(Task objective): Working through the entries below, find how many lines include "image", then write only that number.

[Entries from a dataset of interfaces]
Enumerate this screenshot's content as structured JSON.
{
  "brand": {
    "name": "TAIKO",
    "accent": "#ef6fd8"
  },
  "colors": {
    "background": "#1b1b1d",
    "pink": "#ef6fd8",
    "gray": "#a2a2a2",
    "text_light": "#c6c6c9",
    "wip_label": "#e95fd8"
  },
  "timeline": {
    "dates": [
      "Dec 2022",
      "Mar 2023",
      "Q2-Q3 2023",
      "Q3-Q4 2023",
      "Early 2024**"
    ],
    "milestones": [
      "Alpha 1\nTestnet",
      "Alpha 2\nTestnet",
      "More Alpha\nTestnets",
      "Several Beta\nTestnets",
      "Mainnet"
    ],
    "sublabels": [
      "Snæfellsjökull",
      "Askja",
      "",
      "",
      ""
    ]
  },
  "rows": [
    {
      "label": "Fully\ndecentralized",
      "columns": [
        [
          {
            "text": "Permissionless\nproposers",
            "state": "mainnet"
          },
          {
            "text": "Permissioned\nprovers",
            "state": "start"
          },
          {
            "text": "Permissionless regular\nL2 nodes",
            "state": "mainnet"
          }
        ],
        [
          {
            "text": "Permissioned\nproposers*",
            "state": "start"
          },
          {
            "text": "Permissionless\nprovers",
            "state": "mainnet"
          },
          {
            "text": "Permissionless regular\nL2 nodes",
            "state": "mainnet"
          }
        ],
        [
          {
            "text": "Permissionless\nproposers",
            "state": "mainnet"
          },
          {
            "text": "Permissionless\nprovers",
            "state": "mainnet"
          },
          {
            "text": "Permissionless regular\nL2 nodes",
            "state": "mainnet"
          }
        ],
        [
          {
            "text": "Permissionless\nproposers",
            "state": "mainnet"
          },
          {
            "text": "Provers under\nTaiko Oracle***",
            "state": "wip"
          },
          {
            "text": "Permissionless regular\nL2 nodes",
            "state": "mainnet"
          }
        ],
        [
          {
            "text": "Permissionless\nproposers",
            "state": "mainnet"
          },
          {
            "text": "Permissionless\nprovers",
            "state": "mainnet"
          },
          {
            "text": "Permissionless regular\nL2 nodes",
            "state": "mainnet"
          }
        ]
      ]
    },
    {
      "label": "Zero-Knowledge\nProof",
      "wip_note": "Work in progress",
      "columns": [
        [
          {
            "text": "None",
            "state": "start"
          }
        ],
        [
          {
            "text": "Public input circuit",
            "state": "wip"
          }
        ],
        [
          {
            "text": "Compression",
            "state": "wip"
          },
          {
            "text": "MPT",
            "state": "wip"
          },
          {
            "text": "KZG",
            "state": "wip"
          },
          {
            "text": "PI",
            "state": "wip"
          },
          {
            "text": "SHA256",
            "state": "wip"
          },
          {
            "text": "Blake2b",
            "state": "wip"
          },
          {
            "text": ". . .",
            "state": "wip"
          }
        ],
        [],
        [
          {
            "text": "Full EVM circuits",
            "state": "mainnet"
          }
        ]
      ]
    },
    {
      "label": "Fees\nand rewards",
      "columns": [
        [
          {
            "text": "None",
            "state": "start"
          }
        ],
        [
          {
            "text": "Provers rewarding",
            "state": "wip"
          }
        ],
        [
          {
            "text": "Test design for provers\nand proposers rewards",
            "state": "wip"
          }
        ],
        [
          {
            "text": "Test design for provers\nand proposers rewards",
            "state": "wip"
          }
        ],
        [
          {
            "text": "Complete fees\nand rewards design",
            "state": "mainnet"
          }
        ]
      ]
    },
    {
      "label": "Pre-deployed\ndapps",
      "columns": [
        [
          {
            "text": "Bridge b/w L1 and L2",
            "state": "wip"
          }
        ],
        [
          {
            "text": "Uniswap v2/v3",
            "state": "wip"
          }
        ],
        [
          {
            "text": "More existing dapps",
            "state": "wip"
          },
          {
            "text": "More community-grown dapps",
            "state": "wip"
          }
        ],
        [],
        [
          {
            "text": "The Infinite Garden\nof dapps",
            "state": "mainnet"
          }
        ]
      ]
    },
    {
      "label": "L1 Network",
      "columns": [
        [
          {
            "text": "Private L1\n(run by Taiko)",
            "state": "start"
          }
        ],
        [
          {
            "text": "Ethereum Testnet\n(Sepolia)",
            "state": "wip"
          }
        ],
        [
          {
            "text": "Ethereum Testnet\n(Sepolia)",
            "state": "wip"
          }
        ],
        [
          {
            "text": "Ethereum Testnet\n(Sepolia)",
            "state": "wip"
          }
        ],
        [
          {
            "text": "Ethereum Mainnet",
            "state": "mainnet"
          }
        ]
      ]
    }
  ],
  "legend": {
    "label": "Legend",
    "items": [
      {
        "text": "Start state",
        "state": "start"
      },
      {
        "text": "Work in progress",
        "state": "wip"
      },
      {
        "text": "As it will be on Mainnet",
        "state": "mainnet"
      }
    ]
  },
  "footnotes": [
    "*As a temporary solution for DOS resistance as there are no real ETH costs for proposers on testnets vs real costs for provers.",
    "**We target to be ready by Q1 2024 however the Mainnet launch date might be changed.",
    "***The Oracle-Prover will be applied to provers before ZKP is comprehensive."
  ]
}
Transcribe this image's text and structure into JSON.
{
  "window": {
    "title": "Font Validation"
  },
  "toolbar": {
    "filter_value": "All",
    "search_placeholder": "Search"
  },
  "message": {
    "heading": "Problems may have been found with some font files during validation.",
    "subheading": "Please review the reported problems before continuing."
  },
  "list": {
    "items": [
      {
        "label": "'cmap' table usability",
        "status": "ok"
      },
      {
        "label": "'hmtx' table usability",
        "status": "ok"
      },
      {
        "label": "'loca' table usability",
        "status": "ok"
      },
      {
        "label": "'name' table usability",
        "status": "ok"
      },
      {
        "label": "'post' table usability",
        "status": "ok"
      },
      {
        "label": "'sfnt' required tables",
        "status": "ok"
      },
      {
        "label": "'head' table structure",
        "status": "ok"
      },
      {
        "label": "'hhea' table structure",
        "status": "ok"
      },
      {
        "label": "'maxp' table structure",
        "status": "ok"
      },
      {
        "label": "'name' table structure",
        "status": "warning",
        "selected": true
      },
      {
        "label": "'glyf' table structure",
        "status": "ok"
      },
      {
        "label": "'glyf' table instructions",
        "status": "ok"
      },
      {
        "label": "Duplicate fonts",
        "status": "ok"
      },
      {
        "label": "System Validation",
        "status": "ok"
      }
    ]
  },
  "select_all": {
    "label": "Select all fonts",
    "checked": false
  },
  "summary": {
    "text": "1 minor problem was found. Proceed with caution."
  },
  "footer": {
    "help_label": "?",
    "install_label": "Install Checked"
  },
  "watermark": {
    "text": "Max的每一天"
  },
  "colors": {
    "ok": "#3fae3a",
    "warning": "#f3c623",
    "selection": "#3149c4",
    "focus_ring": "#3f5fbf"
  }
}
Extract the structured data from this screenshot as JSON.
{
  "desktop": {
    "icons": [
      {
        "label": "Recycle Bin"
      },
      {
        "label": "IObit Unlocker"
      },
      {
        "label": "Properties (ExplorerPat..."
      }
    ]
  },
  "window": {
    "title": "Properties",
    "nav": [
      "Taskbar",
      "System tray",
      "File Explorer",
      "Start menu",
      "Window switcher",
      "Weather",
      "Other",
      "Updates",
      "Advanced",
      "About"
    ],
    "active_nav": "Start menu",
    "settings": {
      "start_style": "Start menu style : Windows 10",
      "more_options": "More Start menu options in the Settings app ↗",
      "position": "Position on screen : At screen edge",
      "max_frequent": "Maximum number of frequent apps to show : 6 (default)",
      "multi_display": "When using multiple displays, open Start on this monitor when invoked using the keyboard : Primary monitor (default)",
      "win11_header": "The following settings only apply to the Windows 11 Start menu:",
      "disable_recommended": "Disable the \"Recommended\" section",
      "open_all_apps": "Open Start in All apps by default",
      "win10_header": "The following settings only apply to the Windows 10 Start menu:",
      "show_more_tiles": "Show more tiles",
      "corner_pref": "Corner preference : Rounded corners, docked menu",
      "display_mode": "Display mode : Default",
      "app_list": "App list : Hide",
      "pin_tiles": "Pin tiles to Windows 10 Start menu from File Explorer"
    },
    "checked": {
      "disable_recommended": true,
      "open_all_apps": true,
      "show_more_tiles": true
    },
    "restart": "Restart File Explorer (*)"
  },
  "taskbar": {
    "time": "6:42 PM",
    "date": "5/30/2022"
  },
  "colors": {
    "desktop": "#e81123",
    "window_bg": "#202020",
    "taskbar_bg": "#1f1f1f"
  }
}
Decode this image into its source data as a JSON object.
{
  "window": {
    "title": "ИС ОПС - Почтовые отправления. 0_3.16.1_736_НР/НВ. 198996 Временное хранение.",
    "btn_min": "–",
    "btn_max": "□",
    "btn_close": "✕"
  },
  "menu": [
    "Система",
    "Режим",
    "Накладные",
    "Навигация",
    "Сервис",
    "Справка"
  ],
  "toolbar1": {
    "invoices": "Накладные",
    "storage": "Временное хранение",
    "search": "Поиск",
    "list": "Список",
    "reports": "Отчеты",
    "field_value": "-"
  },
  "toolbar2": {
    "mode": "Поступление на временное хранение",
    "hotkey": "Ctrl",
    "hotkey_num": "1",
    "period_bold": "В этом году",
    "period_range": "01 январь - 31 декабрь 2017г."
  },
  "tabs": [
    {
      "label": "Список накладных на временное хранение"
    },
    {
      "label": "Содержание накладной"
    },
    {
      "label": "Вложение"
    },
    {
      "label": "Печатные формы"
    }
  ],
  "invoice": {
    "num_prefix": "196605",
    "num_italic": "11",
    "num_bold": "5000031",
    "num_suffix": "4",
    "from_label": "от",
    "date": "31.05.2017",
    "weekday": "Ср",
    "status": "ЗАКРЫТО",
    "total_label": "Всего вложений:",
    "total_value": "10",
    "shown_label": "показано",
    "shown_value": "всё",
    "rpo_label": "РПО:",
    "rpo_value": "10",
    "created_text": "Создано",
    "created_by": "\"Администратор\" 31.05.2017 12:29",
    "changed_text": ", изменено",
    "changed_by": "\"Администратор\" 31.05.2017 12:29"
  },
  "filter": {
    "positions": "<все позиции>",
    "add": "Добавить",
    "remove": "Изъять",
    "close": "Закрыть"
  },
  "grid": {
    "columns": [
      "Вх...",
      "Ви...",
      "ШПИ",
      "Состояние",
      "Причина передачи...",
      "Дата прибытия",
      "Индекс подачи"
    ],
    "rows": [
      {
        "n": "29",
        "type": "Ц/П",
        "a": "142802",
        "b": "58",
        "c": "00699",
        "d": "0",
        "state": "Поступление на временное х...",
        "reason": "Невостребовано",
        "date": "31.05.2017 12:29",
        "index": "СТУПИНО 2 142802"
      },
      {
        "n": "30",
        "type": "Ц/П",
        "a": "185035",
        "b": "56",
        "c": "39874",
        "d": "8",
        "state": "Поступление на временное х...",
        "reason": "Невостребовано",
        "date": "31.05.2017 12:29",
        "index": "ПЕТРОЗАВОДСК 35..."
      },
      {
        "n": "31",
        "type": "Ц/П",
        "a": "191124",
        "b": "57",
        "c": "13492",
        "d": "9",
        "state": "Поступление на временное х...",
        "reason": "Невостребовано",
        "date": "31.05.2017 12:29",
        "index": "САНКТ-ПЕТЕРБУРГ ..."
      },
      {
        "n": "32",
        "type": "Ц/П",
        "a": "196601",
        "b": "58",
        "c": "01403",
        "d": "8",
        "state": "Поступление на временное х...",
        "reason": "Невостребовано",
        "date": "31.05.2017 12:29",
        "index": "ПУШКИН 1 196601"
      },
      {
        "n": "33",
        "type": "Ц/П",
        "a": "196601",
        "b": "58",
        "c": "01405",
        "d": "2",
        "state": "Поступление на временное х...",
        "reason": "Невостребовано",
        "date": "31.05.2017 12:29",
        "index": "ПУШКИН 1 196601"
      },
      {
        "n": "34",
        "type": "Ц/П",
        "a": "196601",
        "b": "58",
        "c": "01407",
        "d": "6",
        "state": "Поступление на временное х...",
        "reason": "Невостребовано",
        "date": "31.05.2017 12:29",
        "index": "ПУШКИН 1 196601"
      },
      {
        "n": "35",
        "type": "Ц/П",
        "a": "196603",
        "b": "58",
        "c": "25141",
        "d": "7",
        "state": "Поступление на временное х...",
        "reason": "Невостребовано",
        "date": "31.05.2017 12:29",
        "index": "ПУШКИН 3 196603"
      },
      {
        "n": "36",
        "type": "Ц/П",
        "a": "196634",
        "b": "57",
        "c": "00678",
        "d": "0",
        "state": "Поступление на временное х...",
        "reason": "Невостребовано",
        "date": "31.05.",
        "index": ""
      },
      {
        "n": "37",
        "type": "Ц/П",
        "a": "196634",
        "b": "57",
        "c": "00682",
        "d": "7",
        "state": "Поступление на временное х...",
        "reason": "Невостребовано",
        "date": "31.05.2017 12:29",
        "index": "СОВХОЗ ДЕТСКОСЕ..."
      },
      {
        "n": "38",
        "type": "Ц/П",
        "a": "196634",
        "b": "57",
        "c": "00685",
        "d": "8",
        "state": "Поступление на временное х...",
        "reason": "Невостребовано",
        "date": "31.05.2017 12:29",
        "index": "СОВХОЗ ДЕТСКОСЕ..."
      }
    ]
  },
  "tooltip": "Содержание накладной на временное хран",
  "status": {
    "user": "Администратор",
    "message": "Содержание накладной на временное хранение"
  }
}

(Expected output): 2